By Tirion Davies
I am embarking on a project to document the history of music and record shops in Cardiff, Barry and Penarth and I would love to have some help from Wenvoe residents. I am hoping to publish a book which will document the hidden history of music and record shops from 1850 to the present day- the first 170 years. Very little has been published on this specific topic locally and I felt it was a subject that deserved more publicity as these shops were/are an important part of many peoples lives.

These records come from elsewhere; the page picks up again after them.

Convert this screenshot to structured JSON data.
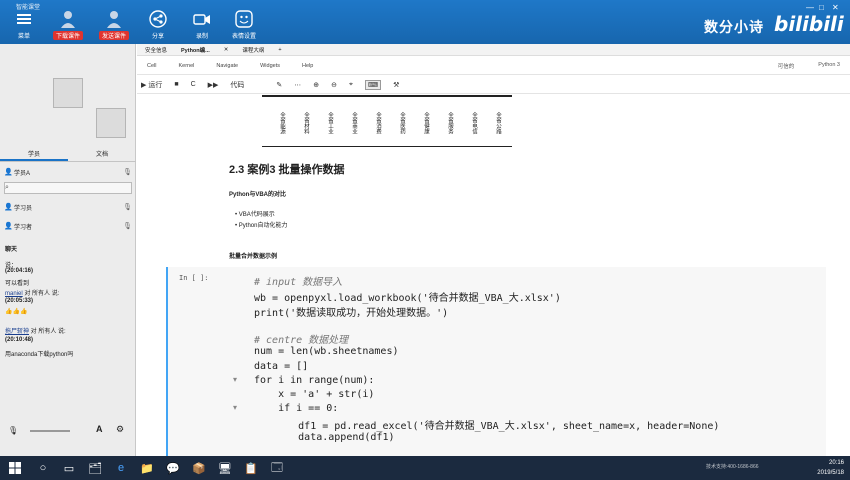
{
  "app": {
    "title": "智能课堂",
    "window_controls": [
      "—",
      "□",
      "✕"
    ]
  },
  "toolbar_top": {
    "buttons": [
      {
        "label": "菜单"
      },
      {
        "label": "下载课件"
      },
      {
        "label": "发送课件"
      },
      {
        "label": "分享"
      },
      {
        "label": "录制"
      },
      {
        "label": "表情设置"
      }
    ],
    "brand": "数分小诗",
    "bilibili": "bilibili"
  },
  "left_panel": {
    "tabs": [
      "学员",
      "文档"
    ],
    "contacts": [
      {
        "name": "学员A"
      },
      {
        "name": "学习员"
      },
      {
        "name": "学习者"
      }
    ],
    "chat": [
      {
        "label": "聊天"
      },
      {
        "line": "说："
      },
      {
        "time": "(20:04:16)"
      },
      {
        "line": "可以看到"
      },
      {
        "name": "maniel",
        "text": " 对 所有人 说:"
      },
      {
        "time": "(20:05:33)"
      },
      {
        "line": "👍👍👍"
      },
      {
        "name": "拖尸斩神",
        "text": " 对 所有人 说:"
      },
      {
        "time": "(20:10:48)"
      },
      {
        "line": "用anaconda下载python吗"
      }
    ]
  },
  "notebook": {
    "tabs": [
      "安全信息",
      "Python编...",
      "✕",
      "课程大纲",
      "+"
    ],
    "menu": [
      "Cell",
      "Kernel",
      "Navigate",
      "Widgets",
      "Help"
    ],
    "menu_right": [
      "可信的",
      "Python 3"
    ],
    "toolbar": [
      "▶ 运行",
      "■",
      "C",
      "▶▶",
      "代码"
    ],
    "table_headers": [
      "全省能源",
      "全省材料",
      "全省工业",
      "全省商业",
      "全省消费",
      "全省医药",
      "全省健康",
      "全省服务",
      "全省电信",
      "全省公路"
    ],
    "section_title": "2.3  案例3 批量操作数据",
    "compare_title": "Python与VBA的对比",
    "bullets": [
      "VBA代码展示",
      "Python自动化能力"
    ],
    "demo_title": "批量合并数据示例",
    "cell_prompt": "In [ ]:",
    "code_lines": [
      "# input 数据导入",
      "wb = openpyxl.load_workbook('待合并数据_VBA_大.xlsx')",
      "print('数据读取成功，开始处理数据。')",
      "",
      "# centre 数据处理",
      "num = len(wb.sheetnames)",
      "data = []",
      "for i in range(num):",
      "    x = 'a' + str(i)",
      "    if i == 0:",
      "        df1 = pd.read_excel('待合并数据_VBA_大.xlsx', sheet_name=x, header=None)",
      "        data.append(df1)"
    ]
  },
  "taskbar": {
    "time": "20:16",
    "date": "2019/5/18",
    "tray_text": "技术支持:400-1686-866"
  }
}
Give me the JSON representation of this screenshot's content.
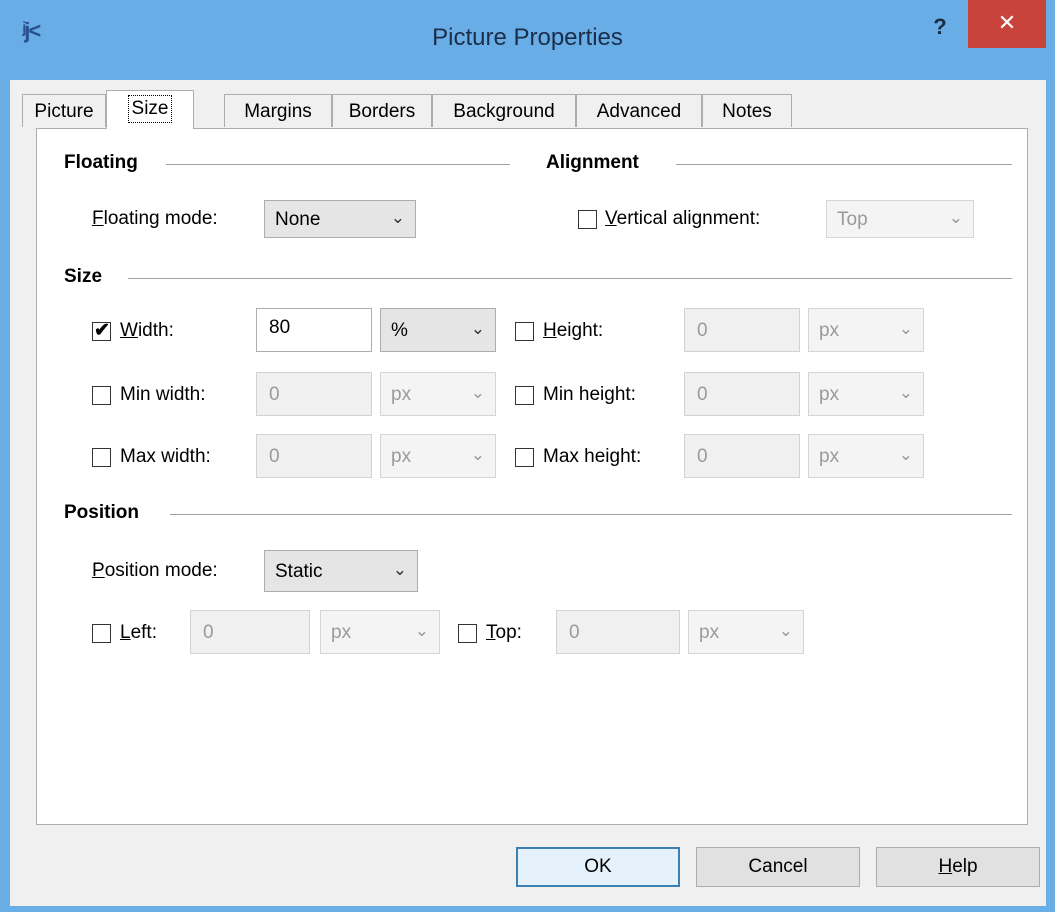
{
  "window": {
    "logo": "ʲj˂",
    "title": "Picture Properties",
    "help_glyph": "?",
    "close_glyph": "✕"
  },
  "tabs": [
    {
      "label": "Picture",
      "active": false
    },
    {
      "label": "Size",
      "active": true
    },
    {
      "label": "Margins",
      "active": false
    },
    {
      "label": "Borders",
      "active": false
    },
    {
      "label": "Background",
      "active": false
    },
    {
      "label": "Advanced",
      "active": false
    },
    {
      "label": "Notes",
      "active": false
    }
  ],
  "floating": {
    "section_title": "Floating",
    "mode_label_ul": "F",
    "mode_label_rest": "loating mode:",
    "mode_value": "None"
  },
  "alignment": {
    "section_title": "Alignment",
    "vertical_label_ul": "V",
    "vertical_label_rest": "ertical alignment:",
    "vertical_checked": false,
    "vertical_value": "Top"
  },
  "size": {
    "section_title": "Size",
    "width_label_ul": "W",
    "width_label_rest": "idth:",
    "width_checked": true,
    "width_value": "80",
    "width_unit": "%",
    "height_label_ul": "H",
    "height_label_rest": "eight:",
    "height_checked": false,
    "height_value": "0",
    "height_unit": "px",
    "min_width_label": "Min width:",
    "min_width_value": "0",
    "min_width_unit": "px",
    "min_height_label": "Min height:",
    "min_height_value": "0",
    "min_height_unit": "px",
    "max_width_label": "Max width:",
    "max_width_value": "0",
    "max_width_unit": "px",
    "max_height_label": "Max height:",
    "max_height_value": "0",
    "max_height_unit": "px"
  },
  "position": {
    "section_title": "Position",
    "mode_label_ul": "P",
    "mode_label_rest": "osition mode:",
    "mode_value": "Static",
    "left_label_ul": "L",
    "left_label_rest": "eft:",
    "left_value": "0",
    "left_unit": "px",
    "top_label_ul": "T",
    "top_label_rest": "op:",
    "top_value": "0",
    "top_unit": "px"
  },
  "buttons": {
    "ok": "OK",
    "cancel": "Cancel",
    "help_ul": "H",
    "help_rest": "elp"
  },
  "icons": {
    "chevron": "⌵",
    "check": "✔"
  }
}
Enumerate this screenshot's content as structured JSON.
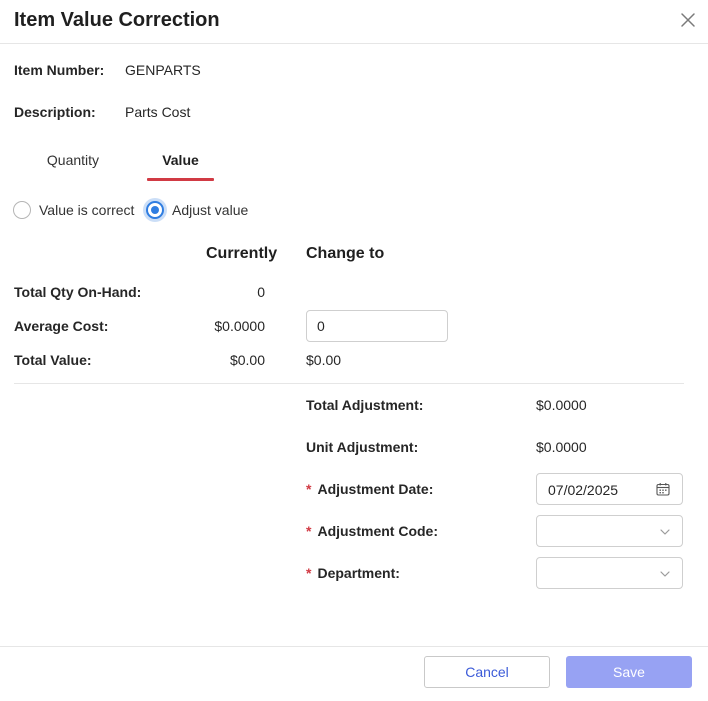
{
  "dialog": {
    "title": "Item Value Correction"
  },
  "item": {
    "number_label": "Item Number:",
    "number_value": "GENPARTS",
    "description_label": "Description:",
    "description_value": "Parts Cost"
  },
  "tabs": [
    {
      "label": "Quantity",
      "active": false
    },
    {
      "label": "Value",
      "active": true
    }
  ],
  "radio": {
    "correct_label": "Value is correct",
    "adjust_label": "Adjust value",
    "selected": "adjust"
  },
  "columns": {
    "currently": "Currently",
    "change_to": "Change to"
  },
  "rows": {
    "total_qty_label": "Total Qty On-Hand:",
    "total_qty_current": "0",
    "avg_cost_label": "Average Cost:",
    "avg_cost_current": "$0.0000",
    "avg_cost_change": "0",
    "total_value_label": "Total Value:",
    "total_value_current": "$0.00",
    "total_value_change": "$0.00"
  },
  "adjustment": {
    "total_label": "Total Adjustment:",
    "total_value": "$0.0000",
    "unit_label": "Unit Adjustment:",
    "unit_value": "$0.0000",
    "date_label": "Adjustment Date:",
    "date_value": "07/02/2025",
    "code_label": "Adjustment Code:",
    "code_value": "",
    "department_label": "Department:",
    "department_value": "",
    "required_marker": "*"
  },
  "buttons": {
    "cancel": "Cancel",
    "save": "Save"
  },
  "colors": {
    "accent_red": "#d13a44",
    "radio_blue": "#2f7de1",
    "save_bg": "#97a2f3",
    "cancel_text": "#3c5bd8"
  },
  "icons": [
    "close-icon",
    "calendar-icon",
    "chevron-down-icon"
  ]
}
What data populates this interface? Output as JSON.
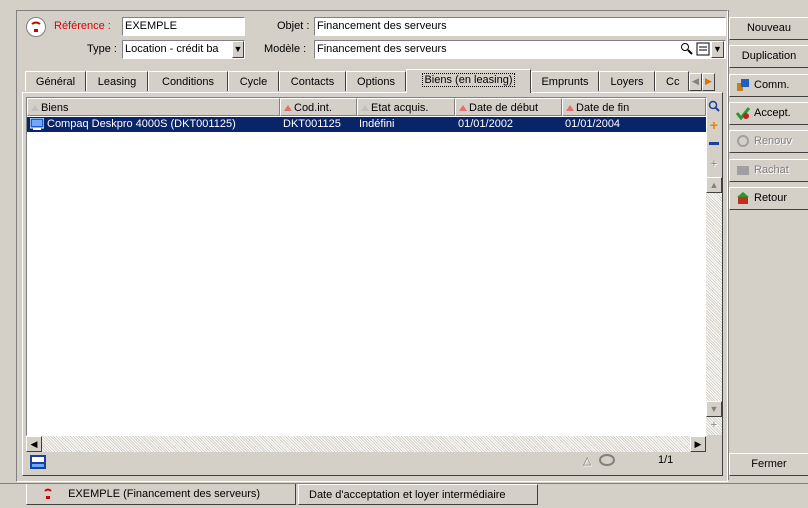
{
  "header": {
    "reference_label": "Référence :",
    "reference_value": "EXEMPLE",
    "type_label": "Type :",
    "type_value": "Location - crédit ba",
    "objet_label": "Objet :",
    "objet_value": "Financement des serveurs",
    "modele_label": "Modèle :",
    "modele_value": "Financement des serveurs"
  },
  "tabs": [
    {
      "label": "Général"
    },
    {
      "label": "Leasing"
    },
    {
      "label": "Conditions"
    },
    {
      "label": "Cycle"
    },
    {
      "label": "Contacts"
    },
    {
      "label": "Options"
    },
    {
      "label": "Biens (en leasing)",
      "active": true
    },
    {
      "label": "Emprunts"
    },
    {
      "label": "Loyers"
    },
    {
      "label": "Cc"
    }
  ],
  "table": {
    "columns": [
      "Biens",
      "Cod.int.",
      "Etat acquis.",
      "Date de début",
      "Date de fin"
    ],
    "rows": [
      {
        "bien": "Compaq Deskpro 4000S (DKT001125)",
        "code": "DKT001125",
        "etat": "Indéfini",
        "debut": "01/01/2002",
        "fin": "01/01/2004"
      }
    ],
    "pager": "1/1"
  },
  "side_buttons": {
    "nouveau": "Nouveau",
    "duplication": "Duplication",
    "comm": "Comm.",
    "accept": "Accept.",
    "renouv": "Renouv",
    "rachat": "Rachat",
    "retour": "Retour",
    "fermer": "Fermer"
  },
  "bottom_tabs": {
    "tab1": "EXEMPLE (Financement des serveurs)",
    "tab2": "Date d'acceptation et loyer intermédiaire"
  },
  "colors": {
    "selection": "#0a246a",
    "required_label": "#e00000",
    "window_bg": "#d4d0c8"
  }
}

Over the last 18 months I have uncovered information on 330 (yes 330!) music and records shops in the area. I am hoping that local residents can help me fill in some of the gaps. I am appealing for help in finding out more about the shops and the people who owned/ran, worked in them as well as any reminiscences of being a customer. Any photos or other memorabilia relating to record shops would be great too.
Of course there were many high street stores such as Woolworths, Howells, Morgans, Littlewoods and specialist stores Virgin, HMV and Our Price etc. However I am particularly keen to find out more about some of the small independent shops many of whom did not just sell records and/or musical instruments but stocked bicycles, TV’s, Radios, electrical and other household items. Before 1900 it was quite common for tobacconists to stock sheet music and musical instruments. I have even uncovered a watch maker stocking musical items.
Most people can remember the first record they purchased and where – however embarrassed they now feel about it! – and these stories could also help with my research.
If you have any information you would like to share please let me know. I can be contacted at email@example.com or 02920 594708. Thanks for your time
Barry Camera Club has an Exhibition on at Arts Central Gallery, Kings Square, Barry, CF63 4RW.
It was opened on June 10th by Margaret Wilkinson, the Mayor of Barry Town Council and Jenny Hibbert the Vice President of The Welsh Photographic Federation and it will run until September 7th.
The Exhibition features 95 prints from members of the Club, including Twyn Yr Odyn resident Roy Carr, who also happens to be the Chairman of the Club. He said: “In today’s digital world, where photographs so often remain hidden on hard drives or mobiles, it’s great to see so many prints up on the walls. It’s also good to see how the work of very different photographers, with very different styles can complement one another when carefully laid out.”
“A few of our members have never printed their work before and their sense of excitement was a delight to see.”
There is also a video featuring over 240 photographs on display on a large screen television.
So why not pay the Exhibition a visit. Arts Central is open Monday to Friday 10 – 4.30 and Saturday 10 – 3.30.